“Distribution Mismatch”

Euphemisms abound in a recent post about how OA content is less targeted and possibly less trusted, leaving an overall stain on the literature

“Distribution Mismatch”

I don’t read “The Scholarly Kitchen” anymore, but yesterday a friend of “The Geyser” forwarded a post entitled, “Intended Audience and Actual Distribution: A Growing Mismatch?” by Roger Schonfeld and Dylan Ruediger of ITHAKA. Because I know this reader doesn’t mess around, I read the post.

The idea of the post is that a system of distribution focused on expert communities — subscription journals — has been replaced with a chaotic OA model spraying content all over the place, possibly making it harder for experts to discern what information is for them and its relative quality and trustworthiness, while the public is inundated with information that could mislead or frustrate them in a variety of ways.

Where have we heard that before?

If experts in publishing had been consulted before academic ideologues, cynical authors, and well-heeled funders bullied the market into accepting OA, what Schonfeld and Ruediger describe would have been assigned the category of  “a priori knowledge” — things professionals could have predicted (and did), and which therefore could have been avoided due to the potential downsides and the lack of demonstrated upsides of any consequence.

Not to mention the blatant conflict of interest inside every instance of author-pays publishing . . .

The result has been far worse than many anticipated, and things are still deteriorating. If you haven’t heard a few conspiracy theories lately, you’re not mixing with enough different people. If you haven’t clocked that authoritarians are still hanging around, waiting to strike again, you might want to recheck the perimeter.

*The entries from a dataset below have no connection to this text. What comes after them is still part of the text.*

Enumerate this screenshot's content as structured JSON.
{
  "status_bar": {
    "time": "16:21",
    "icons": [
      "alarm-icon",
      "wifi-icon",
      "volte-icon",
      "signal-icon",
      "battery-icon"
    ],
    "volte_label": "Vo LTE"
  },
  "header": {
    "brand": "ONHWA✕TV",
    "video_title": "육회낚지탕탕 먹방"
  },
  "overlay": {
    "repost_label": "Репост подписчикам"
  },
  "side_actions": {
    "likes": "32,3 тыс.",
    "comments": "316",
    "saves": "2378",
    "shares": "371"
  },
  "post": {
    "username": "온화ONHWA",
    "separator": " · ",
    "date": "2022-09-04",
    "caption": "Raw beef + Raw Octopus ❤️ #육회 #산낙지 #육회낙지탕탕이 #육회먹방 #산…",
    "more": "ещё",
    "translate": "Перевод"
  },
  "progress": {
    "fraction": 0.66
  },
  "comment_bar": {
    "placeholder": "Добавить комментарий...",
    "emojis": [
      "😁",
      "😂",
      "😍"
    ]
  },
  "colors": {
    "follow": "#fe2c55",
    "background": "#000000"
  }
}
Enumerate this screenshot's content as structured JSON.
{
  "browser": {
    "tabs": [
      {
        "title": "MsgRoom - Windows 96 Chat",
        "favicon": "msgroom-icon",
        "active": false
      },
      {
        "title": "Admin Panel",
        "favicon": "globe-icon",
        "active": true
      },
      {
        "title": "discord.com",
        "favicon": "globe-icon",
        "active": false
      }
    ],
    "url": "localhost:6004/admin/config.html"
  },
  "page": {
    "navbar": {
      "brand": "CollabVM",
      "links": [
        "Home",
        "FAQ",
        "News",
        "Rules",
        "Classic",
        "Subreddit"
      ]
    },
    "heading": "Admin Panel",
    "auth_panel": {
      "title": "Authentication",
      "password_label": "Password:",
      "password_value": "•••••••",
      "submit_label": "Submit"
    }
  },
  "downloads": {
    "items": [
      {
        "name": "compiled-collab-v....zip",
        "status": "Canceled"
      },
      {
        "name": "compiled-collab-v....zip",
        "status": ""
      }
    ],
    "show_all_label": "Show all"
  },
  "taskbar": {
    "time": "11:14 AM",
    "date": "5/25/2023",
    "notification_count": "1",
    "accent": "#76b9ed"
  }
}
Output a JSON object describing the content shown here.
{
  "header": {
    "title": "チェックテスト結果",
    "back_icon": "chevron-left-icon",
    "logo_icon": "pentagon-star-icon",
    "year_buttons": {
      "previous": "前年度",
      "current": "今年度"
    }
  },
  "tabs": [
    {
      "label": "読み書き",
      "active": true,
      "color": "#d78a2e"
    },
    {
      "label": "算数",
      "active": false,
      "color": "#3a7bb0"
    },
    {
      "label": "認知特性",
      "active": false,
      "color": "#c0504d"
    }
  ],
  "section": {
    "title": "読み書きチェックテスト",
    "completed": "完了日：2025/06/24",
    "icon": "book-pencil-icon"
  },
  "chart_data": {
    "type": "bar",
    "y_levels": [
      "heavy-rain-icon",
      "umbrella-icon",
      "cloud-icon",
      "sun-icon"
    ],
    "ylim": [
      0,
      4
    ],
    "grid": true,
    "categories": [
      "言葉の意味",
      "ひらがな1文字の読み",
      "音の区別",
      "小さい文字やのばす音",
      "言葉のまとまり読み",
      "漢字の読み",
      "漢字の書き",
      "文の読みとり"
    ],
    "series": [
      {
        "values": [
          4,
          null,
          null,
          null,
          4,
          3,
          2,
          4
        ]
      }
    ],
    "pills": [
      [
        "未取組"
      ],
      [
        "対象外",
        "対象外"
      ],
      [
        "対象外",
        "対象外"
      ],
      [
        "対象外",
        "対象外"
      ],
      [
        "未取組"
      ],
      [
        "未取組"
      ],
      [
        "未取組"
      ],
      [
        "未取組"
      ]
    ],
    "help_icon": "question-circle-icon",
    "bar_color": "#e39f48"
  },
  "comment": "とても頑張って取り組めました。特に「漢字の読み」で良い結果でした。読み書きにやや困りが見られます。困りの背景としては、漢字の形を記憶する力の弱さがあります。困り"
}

Being cloistered and over-confident, OA advocates decided to conduct a decades-long, society-wide experiment with no controls, one which explicitly rejected and denigrated publishing expertise. Now that things have started to go haywire in increasingly obvious ways, some are beginning to slowly, grudgingly accept there may be a problem.

Yet, it seems even they remain convinced they can solve it, while to publishing experts it’s clear they are out of their depth when it comes to rendering actual solutions — a situation we might see endure for another couple of decades because of how slowly this is grinding along.